Appreciating The Hydrodynamics Of Surfing
Surfing The Swells
You already know what swells look like. You can see them on any coastline that you visit. Most surfers prefer the ride the swells rather than normal waves. They're usually created by wind systems that combine with storms which break thousands of miles from the beach. Because the swells are created across a massive area of water and slowly move toward coastlines, their size differs by coastline. Swells are typically bigger on beaches that are surrounded by water (think Hawaii) and low atmospheric pressure systems.
Underneath The Water's Surface
You may notice that waves are shaped differently. While swells are created far from the coast, their shape is due primarily to the underlying seabed. Similar to dry land, the ocean's floor is filled with inclines and declines (along with abrupt topographical changes due to reefs and other objects). As a wave pushes over an incline on the oceans' floor, the wave's top is thrown forward. If a swell rides along a constant slope in the ocean's floor, it can form a peel until the slope ends. When the ocean floor is completely flat with very little variation in depth, the waves and swells are often mild (and boring for many surfers).
A lot of surfers have grown accustomed to the varying conditions of popular surfing locations. They understand the changing topography of these areas. In some places, the ocean's floor can experience dramatic changes from week to week. While this can make the size and intensity of the swells unpredictable, it also allows surfers to enjoy a variety of surfing conditions. Many surfers use forecasting tools to follow the swells as they change in different places around the world.
Surfing With The Seasons
Not only are the dynamics of a swell dictated by changes in the ocean's topography, they can also change by season. Winter usually brings more intense swells to coastlines that experience tropical storms. These low-pressure cells mix with high winds to create long-lasting wave durations that slowly build in intensity. Summer can also bring larger swells. Many surfing locations experience cyclones off their coasts that can create unpredictable wave conditions.
The Perpetual Pursuit

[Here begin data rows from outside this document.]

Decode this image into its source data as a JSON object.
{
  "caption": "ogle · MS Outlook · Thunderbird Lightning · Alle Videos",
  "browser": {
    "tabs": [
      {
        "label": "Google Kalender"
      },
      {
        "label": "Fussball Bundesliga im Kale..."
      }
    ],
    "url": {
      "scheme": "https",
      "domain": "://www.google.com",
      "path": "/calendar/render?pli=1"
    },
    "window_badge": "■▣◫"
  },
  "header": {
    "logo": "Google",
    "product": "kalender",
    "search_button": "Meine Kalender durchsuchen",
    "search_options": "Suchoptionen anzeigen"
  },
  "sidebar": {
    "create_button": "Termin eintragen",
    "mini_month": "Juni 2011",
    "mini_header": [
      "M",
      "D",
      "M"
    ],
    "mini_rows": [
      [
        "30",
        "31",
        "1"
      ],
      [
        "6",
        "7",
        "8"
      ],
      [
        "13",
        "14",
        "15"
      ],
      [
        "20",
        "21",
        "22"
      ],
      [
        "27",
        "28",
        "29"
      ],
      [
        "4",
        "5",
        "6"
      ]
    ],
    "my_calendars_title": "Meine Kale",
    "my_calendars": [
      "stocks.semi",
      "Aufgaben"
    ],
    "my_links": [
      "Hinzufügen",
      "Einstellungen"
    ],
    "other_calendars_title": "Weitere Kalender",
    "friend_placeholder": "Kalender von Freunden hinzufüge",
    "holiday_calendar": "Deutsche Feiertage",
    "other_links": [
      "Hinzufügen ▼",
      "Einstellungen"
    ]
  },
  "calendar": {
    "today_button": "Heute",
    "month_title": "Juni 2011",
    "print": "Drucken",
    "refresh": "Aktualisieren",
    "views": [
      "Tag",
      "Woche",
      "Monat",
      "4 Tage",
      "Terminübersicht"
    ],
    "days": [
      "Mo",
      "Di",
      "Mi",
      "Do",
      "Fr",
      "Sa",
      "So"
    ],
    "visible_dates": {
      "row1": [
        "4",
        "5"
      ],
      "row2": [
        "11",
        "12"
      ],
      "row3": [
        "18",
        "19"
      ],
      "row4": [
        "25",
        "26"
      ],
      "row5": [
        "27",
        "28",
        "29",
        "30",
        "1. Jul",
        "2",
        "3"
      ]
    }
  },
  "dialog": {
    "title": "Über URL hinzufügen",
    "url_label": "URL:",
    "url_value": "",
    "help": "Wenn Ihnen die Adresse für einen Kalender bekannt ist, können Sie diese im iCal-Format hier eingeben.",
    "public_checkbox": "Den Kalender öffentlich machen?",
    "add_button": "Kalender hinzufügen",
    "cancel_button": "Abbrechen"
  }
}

Some surfers are content to visit their local beaches when time permits them to do so. They enjoy the swells that nature provides in their area. Other surfers prefer to chase the best surfing conditions around the world. By using technology and tracking tools, they can identify where topographical changes will yield the best waves. Many of these prime surfing conditions only last for a few days. For these surfers, maintaining the flexibility to pursue these conditions becomes a way of life. Surfing and the hydrodynamics that control the swells can lure anyone into its seductive embrace.